Cristeal: UDC identified at least one location during their Campus Master Plan presentation in August that could accommodate housing at the 30 to 50 percent MFI/rents from $600 to $1,600/month would need both zoning and finance tools that the District controls. UDC providing the land at a discount would help. It could do this, through a long-term ground lease. The ground lease structure would allow UDC to continue to own the land. We need remember that UDC’s core “business” is education. They will need help to develop affordable housing – for their students, their faculty and staff, and others. DC is fortunate to have both for-profit and nonprofit developers who could successfully build affordable homes on the one or more sites.
A new housing model – multi-income housing – is coming to the foreground. Could you talk a bit about how financing would work for such a development?
Cristeal: Mixed-income housing has been accomplished across the country, mainly in high cost regions like DC. Perhaps it’s not as common because it is easier to develop homes that are either all-market rate or all affordable. A couple of examples are not far away. These include Somerset’s Portner Flats near the U-Street corridor and the Bozzuto-Wesley Housing Development Corporation’s Union on Queen in Arlington. The financing is a bit more complicated, but can be remedied by separating the market from affordable homes by a legal condominium structure (i.e. one building with two condominium components to accommodate separate financing structure; affordable housing developments typically have several government sources – loan funds, federal tax credits and more).
In Van Ness, which areas could realistically accommodate multi-family low-income housing?
Cristeal: There are six to eight sites along both sides of Connecticut Avenue, at or near Van Ness, that could accommodate additional housing. Two were mentioned during UDC’s Master Plan presentation: Building 44 and the tennis court area. The Office of Planning’s Future Land Use Map recommendation acknowledges these possibilities. See area #180 on the map – the striped area on both sides of Connecticut Avenue north of Van Ness Street.
How do we move beyond the anti-developer rhetoric to a more constructive conversation? What should we be focusing on?
Cristeal: Let’s start by recognizing that almost all of the homes we live in – single family homes and duplexes, apartments, coops and condominiums, were built by developers. We somehow convert them from “wonderful people who built our home” in the past tense to “all they (developers) care about is money and are a threat to us” as their proposals come for consideration. There are developers who build affordable homes and work with the community to deliver a quality product – a product that provides affordability to working people and adds value to the surrounding community. Most successful developers are willing to work with open-minded communities. The best ones recognize the long view – that for their development to be successful over 10, 20, 30 years and more, it has to be done right – built to last, to add value to the community.

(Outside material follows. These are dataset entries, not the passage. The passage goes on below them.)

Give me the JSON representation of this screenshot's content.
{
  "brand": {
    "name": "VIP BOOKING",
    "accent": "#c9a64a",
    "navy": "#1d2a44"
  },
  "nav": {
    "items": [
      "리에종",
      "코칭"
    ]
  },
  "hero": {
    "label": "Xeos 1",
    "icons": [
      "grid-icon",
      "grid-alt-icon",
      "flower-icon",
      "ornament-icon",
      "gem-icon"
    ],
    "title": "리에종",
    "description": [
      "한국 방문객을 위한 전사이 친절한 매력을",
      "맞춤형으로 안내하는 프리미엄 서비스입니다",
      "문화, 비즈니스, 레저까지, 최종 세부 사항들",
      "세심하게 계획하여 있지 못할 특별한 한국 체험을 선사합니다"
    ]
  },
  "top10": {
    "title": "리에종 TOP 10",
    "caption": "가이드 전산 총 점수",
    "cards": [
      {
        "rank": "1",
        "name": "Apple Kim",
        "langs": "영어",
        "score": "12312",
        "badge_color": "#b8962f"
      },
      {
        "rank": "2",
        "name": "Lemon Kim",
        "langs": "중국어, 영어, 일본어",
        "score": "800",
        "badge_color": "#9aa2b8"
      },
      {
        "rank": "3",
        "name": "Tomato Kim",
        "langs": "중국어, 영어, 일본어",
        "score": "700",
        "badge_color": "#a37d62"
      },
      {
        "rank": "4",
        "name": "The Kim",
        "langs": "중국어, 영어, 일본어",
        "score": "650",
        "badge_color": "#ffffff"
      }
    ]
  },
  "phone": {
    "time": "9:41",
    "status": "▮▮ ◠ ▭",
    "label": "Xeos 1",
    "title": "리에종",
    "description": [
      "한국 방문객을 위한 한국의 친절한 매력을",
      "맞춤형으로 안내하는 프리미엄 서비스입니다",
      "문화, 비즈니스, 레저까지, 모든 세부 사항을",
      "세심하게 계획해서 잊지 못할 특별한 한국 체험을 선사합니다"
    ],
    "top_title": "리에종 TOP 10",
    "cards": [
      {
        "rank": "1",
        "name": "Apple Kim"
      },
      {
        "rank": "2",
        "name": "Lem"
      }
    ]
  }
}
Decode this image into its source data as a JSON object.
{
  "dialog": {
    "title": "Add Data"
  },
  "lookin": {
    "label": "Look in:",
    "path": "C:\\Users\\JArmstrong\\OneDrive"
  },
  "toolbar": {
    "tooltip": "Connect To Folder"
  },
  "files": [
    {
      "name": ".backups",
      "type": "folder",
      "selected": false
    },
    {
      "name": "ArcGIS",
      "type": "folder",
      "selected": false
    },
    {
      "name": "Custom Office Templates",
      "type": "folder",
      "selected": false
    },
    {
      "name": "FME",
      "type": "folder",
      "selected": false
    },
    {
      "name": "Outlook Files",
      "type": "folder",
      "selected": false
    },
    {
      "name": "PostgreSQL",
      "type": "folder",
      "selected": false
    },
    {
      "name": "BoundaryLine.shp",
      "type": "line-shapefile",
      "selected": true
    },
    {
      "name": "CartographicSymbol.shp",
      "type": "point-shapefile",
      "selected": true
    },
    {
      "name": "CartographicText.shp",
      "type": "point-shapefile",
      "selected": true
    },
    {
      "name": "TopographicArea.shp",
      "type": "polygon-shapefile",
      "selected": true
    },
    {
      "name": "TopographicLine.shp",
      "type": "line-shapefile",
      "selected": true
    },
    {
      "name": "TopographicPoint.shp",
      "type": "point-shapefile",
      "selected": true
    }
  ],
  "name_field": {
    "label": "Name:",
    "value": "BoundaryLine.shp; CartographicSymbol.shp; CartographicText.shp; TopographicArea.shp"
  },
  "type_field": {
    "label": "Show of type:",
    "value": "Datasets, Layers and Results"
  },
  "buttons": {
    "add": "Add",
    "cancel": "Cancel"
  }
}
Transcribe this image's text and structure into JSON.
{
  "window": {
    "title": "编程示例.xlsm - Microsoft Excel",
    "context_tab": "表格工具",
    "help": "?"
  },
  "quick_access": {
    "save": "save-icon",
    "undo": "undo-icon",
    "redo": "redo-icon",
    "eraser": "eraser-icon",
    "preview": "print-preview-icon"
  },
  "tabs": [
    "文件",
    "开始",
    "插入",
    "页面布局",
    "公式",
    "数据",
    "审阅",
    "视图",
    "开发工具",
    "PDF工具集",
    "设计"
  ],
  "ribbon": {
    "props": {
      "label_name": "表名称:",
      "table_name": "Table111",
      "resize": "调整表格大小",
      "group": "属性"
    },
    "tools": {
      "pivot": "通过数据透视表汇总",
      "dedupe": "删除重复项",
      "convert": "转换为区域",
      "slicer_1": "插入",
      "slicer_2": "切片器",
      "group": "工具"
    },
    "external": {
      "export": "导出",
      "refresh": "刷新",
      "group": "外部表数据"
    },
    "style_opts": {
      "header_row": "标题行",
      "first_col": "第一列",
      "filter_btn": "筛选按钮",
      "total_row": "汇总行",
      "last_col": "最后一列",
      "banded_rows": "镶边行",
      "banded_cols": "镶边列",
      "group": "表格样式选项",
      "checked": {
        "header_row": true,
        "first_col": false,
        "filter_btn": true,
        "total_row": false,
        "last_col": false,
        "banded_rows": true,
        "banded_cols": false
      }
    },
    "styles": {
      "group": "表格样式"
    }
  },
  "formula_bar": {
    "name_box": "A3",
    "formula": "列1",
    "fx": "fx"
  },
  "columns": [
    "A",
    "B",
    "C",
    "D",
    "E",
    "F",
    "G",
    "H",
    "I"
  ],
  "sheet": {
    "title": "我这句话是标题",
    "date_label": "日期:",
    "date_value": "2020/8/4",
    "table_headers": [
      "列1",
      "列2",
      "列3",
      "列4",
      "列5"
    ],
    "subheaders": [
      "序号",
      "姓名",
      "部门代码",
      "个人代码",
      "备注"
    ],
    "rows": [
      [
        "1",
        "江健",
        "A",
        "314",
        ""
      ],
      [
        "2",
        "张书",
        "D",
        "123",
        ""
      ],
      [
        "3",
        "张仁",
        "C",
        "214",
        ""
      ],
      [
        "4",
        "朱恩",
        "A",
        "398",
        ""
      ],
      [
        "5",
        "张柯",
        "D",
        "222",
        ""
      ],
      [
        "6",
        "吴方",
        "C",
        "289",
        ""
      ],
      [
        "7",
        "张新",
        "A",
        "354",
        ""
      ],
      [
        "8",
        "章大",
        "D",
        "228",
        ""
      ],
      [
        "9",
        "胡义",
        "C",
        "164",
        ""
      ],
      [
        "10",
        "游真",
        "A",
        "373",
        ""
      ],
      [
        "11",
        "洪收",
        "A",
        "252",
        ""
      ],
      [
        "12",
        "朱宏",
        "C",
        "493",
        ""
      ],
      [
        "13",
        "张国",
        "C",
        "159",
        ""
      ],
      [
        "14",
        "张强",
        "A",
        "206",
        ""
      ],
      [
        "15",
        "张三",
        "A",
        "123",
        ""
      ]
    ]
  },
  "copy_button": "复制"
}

I think we have to continue to demonstrate how affordable homes benefit the community. Affordable housing in high cost areas like Ward 3 allows lower and moderate wage people who work here the chance, with their families, to live here. They can walk or have a shorter car commute or take public transportation to their job. This closeness minimizes the chance that they cannot make it to work because they live so far away. Affordable housing could provide an entry point for our kids to live in when they leave the home. It can be a home for our children to purchase that doesn’t require a small fortune. And it can be a place for us to live when we cannot age in place where we currently live, but age in our community.
I look forward to the conversations about where and how affordable housing could be developed in ANC 3F!